And that keeps on coming. The cheese is there in abundance on Everybody's Rockin', which could have been written in 1984. It's there on Louder Than Loud, because of course it is, but it is kind of the point on that track. It's there on Tyrant King too. And Party All Night. And Tonight We Ride. And... yeah, it's there on pretty much all the songs on this album. This is a great choice to play heavy metal cliché bingo to and you can pick any song with similar results.
The good news is that, however clichéd it gets, it's played very sincerely and very well. The riffs are strong, the solos are worthy and the vocals do exactly what they need to do. The influences are worn on the band's sleeves too, with Judas Priest being the most obvious. Everybody's Rockin' could be a Priest song, merely with different vocals. Smoke on the Horizon could be too, even though it adds the heavy organ sound we expect from Jon Lord (and it adds it in gloriously). Add in the Manowar/Virgin Steele mindset of the opening track and you're pretty much set for the rest of the album.
Brotherhood of Metal runs to eleven tracks (hey, this one goes to eleven) and they're all consistent in both quality and cheesiness. The other song that I'll highlight is Party All Night, because Feinstein stops playing on the verses to give Bordonaro's bass the lead. He does a fantastic job but that's not the point I want to make.
I'd been impressed from the very outset about how easily I could hear the bass on this album. In fact it felt almost offputting that there was a bass in the mix, because producers tend not to be capable of acknowledging that the bands they work for even include a bass player. The Rods, of course, feature Carl Canedy in their line-up and he's a producer of note when not performing, so I have no doubt that he's the reason behind the laudibly audible bass.

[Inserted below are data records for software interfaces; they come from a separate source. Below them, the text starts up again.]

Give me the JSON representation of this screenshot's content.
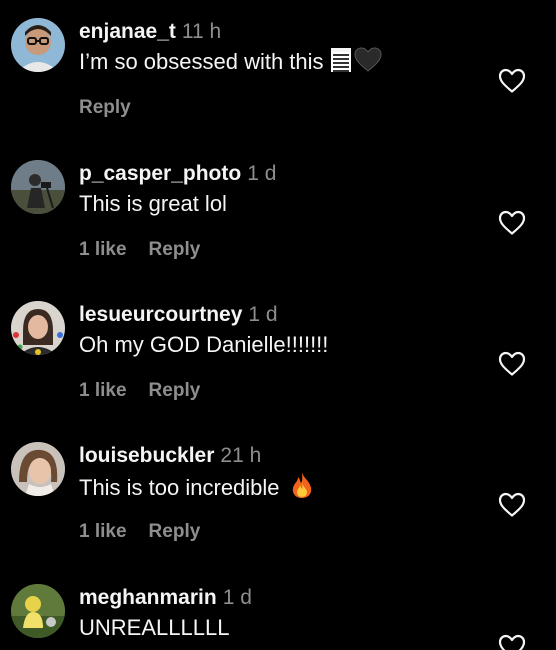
{
  "comments": [
    {
      "username": "enjanae_t",
      "time": "11 h",
      "text": "I’m so obsessed with this",
      "emoji": [
        "notepad-emoji",
        "black-heart-emoji"
      ],
      "likes": "",
      "reply_label": "Reply",
      "like_icon": "heart-outline-icon"
    },
    {
      "username": "p_casper_photo",
      "time": "1 d",
      "text": "This is great lol",
      "emoji": [],
      "likes": "1 like",
      "reply_label": "Reply",
      "like_icon": "heart-outline-icon"
    },
    {
      "username": "lesueurcourtney",
      "time": "1 d",
      "text": "Oh my GOD Danielle!!!!!!!",
      "emoji": [],
      "likes": "1 like",
      "reply_label": "Reply",
      "like_icon": "heart-outline-icon"
    },
    {
      "username": "louisebuckler",
      "time": "21 h",
      "text": "This is too incredible",
      "emoji": [
        "fire-emoji"
      ],
      "likes": "1 like",
      "reply_label": "Reply",
      "like_icon": "heart-outline-icon"
    },
    {
      "username": "meghanmarin",
      "time": "1 d",
      "text": "UNREALLLLLL",
      "emoji": [],
      "likes": "",
      "reply_label": "",
      "like_icon": "heart-outline-icon"
    }
  ],
  "colors": {
    "background": "#000000",
    "primary_text": "#f5f5f5",
    "secondary_text": "#8e8e8e"
  }
}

I found metal in 1984, just a little late to be a big fan of the Rods. I'm sure that, had I been born in the US instead of the UK, I'd have picked up their older albums quicker, but I heard them and liked them. I like this as well and recommend it, but it's going to seem outrageously cheesy to anyone who weren't metalheads in the early eighties. The real question is whether you care or not.